Michael Robotham is a former investigative journalist whose psychological thrillers have been translated into 23 languages. in 2015 he won the prestigious UK Gold Dagger for his novel LIFE OR DEATH, which was also shortlisted for the 2016 Edgar Allan Poe Award for best novel. Michael has twice won a Ned Kelly Award for Australia's best crime novel for LOST in 2015 and SHATTER in 2008. He has also twice been shortlisted for the CWA UK Steel Dagger in 2007 for THE NIGHT FERRY and 2008 with SHATTER. Michael lives in Sydney with his wife and three daughters. Michael Robotham talk to NZ Booklovers about his novel, THE OTHER WIFE.
Tell us a little about The Other Wife.
Clinical psychologist, Professor Joe O’Loughlin is summoned to hospital by news that his father, a celebrated surgeon, has been attacked and is close to death. Joe discovers a strange woman at his father’s bedside, who tells him a story that calls into question everything Joe has ever believed about this father. Could it possibly be true? Is she a friend, a mistress, a fantasist or a killer?
What inspired you to write this book?
This is a very personal book for me because it deals with families, fathers, sons and secrets.
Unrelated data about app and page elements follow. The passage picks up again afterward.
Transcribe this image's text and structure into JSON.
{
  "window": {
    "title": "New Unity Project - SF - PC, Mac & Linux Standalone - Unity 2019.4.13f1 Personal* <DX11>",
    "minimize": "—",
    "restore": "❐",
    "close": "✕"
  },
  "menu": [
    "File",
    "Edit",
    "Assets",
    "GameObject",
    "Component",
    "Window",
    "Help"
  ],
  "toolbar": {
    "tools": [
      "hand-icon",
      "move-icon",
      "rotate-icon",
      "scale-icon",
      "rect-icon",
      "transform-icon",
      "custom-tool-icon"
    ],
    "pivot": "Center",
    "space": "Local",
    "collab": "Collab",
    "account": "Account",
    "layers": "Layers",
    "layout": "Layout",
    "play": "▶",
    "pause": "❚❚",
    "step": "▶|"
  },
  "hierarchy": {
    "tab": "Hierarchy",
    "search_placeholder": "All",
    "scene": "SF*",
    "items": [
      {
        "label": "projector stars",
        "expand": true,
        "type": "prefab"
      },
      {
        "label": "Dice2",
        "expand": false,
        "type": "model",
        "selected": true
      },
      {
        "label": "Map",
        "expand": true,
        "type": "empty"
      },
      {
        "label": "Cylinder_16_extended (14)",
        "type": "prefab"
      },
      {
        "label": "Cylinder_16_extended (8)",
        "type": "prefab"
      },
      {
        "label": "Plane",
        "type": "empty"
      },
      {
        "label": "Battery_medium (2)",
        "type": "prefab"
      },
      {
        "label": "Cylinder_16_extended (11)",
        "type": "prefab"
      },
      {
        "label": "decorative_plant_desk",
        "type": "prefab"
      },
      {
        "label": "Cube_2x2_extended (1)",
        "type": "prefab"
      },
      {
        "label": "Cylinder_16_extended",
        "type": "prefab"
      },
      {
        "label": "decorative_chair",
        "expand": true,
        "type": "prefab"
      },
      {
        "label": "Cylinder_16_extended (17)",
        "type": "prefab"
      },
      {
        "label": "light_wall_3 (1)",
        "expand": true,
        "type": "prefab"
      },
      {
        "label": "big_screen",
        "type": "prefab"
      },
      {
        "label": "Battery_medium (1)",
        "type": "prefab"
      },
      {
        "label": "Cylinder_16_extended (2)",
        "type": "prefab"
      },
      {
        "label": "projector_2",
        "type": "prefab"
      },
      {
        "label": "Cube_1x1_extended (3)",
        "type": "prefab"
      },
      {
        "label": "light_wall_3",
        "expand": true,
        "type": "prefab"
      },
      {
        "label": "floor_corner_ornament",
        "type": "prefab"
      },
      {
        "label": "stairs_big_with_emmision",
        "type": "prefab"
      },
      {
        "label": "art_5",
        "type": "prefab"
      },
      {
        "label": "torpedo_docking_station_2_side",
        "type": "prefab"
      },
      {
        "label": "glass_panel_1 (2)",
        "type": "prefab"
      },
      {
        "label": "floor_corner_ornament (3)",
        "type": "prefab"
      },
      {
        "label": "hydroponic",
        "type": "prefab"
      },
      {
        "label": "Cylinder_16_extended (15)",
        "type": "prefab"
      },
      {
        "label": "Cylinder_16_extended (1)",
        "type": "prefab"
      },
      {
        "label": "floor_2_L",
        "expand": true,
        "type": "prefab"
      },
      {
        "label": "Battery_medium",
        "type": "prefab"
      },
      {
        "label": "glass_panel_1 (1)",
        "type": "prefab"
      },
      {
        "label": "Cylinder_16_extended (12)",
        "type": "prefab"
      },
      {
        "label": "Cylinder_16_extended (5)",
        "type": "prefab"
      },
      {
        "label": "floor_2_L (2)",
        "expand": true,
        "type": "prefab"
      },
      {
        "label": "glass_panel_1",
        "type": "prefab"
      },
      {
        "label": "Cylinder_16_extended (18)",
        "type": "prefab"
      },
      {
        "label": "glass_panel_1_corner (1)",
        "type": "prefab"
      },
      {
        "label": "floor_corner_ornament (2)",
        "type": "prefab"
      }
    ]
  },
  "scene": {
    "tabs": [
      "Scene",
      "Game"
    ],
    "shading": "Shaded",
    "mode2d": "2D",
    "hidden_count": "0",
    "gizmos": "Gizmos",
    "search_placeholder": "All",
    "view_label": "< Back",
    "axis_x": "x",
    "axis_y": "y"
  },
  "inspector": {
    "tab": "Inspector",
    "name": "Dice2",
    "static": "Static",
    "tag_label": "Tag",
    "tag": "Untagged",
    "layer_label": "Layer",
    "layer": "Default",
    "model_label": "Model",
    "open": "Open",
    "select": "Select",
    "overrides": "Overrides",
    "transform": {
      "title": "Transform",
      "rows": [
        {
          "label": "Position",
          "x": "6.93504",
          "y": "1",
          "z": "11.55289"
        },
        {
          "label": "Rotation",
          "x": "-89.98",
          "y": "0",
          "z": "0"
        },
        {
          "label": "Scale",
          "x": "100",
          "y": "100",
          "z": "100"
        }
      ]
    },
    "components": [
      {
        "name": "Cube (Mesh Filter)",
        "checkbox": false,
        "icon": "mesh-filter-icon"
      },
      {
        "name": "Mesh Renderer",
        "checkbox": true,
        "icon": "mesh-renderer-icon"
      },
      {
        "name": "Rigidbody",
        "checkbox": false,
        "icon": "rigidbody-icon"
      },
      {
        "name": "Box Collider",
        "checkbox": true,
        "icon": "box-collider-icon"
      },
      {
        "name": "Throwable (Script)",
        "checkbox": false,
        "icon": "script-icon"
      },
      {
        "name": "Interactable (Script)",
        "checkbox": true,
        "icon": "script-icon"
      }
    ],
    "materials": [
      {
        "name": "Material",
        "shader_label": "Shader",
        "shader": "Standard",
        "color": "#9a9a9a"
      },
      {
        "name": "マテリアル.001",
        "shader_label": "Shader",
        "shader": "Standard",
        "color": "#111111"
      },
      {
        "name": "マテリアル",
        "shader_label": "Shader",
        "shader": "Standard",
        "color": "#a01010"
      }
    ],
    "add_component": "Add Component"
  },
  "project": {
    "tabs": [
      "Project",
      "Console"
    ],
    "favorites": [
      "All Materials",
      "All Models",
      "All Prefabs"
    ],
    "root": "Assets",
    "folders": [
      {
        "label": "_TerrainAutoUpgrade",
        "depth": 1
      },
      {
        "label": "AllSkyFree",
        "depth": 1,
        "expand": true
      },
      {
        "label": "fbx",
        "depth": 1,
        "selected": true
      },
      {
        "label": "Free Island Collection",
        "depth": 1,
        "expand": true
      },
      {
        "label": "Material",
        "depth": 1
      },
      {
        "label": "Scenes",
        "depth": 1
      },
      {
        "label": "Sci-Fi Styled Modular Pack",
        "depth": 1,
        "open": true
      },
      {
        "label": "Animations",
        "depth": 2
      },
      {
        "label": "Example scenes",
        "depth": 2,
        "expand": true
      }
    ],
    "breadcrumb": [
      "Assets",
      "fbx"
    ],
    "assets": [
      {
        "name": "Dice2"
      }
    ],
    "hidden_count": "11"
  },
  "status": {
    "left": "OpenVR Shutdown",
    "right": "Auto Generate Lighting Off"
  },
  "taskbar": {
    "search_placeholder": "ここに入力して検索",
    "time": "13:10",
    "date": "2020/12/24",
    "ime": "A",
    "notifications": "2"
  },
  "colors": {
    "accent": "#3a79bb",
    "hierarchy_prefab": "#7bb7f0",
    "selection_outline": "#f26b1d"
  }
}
My own father died 10 years ago and while he is nothing like William O’Loughlin, I spent most of my life trying to impress him, hoping that he’d be proud of me. When he died, I remember thinking, ‘Who am doing this for now?’ It took me a long while to come to terms with that.
What research was involved?
The journo in me has always taken research very seriously. I want to write fiction that reads like the truth, which is why I set my novels in actual places and try to create characters that will hopefully live and breathe in each reader’s imagination. This means walking the streets, eating in the same cafes and restaurants and talking to the experts.
The emotion has to come from the inside, drawing on my own experiences, as a son, a husband, a brother and a father.
What was your routine or process when writing this book?
I usually start writing a new book within hours of finishing the previous one. Writing has become like breathing for me. It is all I know how to do. I don’t plot in advance. I come up with a premise, or a hook, then I create the characters and finally I let the story unfold. It is a very organic way of writing, without a safety net. It is exciting and scary and surprising. When I come in from my office and say to my wife, ‘You would not believe what just happened!’ I know I’m on the right track. If I don’t see the twists coming, neither should the reader.
If a soundtrack was made to accompany this book, name a song or two you would include.
I’m a writer who doesn’t listen to music when I’m working because it distracts me; and when I’m walking – which I do most days – I tend to favour audio books. Saying this, my latest musical crush is British singer songwriter George Ezra. Two songs: ‘Blame it on Me’ and ‘Hold My Girl’.
If your book was made into a movie, who would you like to see play the lead characters?
I used to think Damien Lewis would be a great Joe O’Loughlin, but he’s become too famous in other shows such as Homeland and Billions. Ray Winstone would be a great Vincent Ruiz and I think someone like Tom Hardy, or Christian Bale would make a great Joe.
What did you enjoy the most about writing this novel?
I have a confession to make – I hate plotting. What I love most about writing is creating believable characters that readers care about and exploring their relationships. This might seem an odd admission for a crime novelist, but when people talk about their favourite crime novel, they remember the characters far more vividly than the plot. That’s what stays with readers and why they come back to particular series.
What did you do to celebrate finishing this book?
I started a new book. I can’t help myself. My only moment of celebration comes when the new book arrives, freshly printed. I open the page, read a paragraph, remember writing it and then bury my nose deep in the pages. There is nothing that can match the smell of a new book.
What is the favourite book you have read so far this year and why?
I hesitate a little in recommending my favourite book because it so polarising. MY LITTLE DARLING by Gabriel Tallent is a beautiful, albeit confronting story of Turtle, a 14 year old girl being raised in the wilderness by a monster of a father, who believes he can protect her, when really he wants to ‘own’ her. It is beautifully written, but some of the violence and abuse is hard to stomach.
What’s next on the agenda for you?
I’m deep into the next book, which is very excited because it introduces a new character and signals the start of a new series. I can’t you too much, just yet, but stay tuned.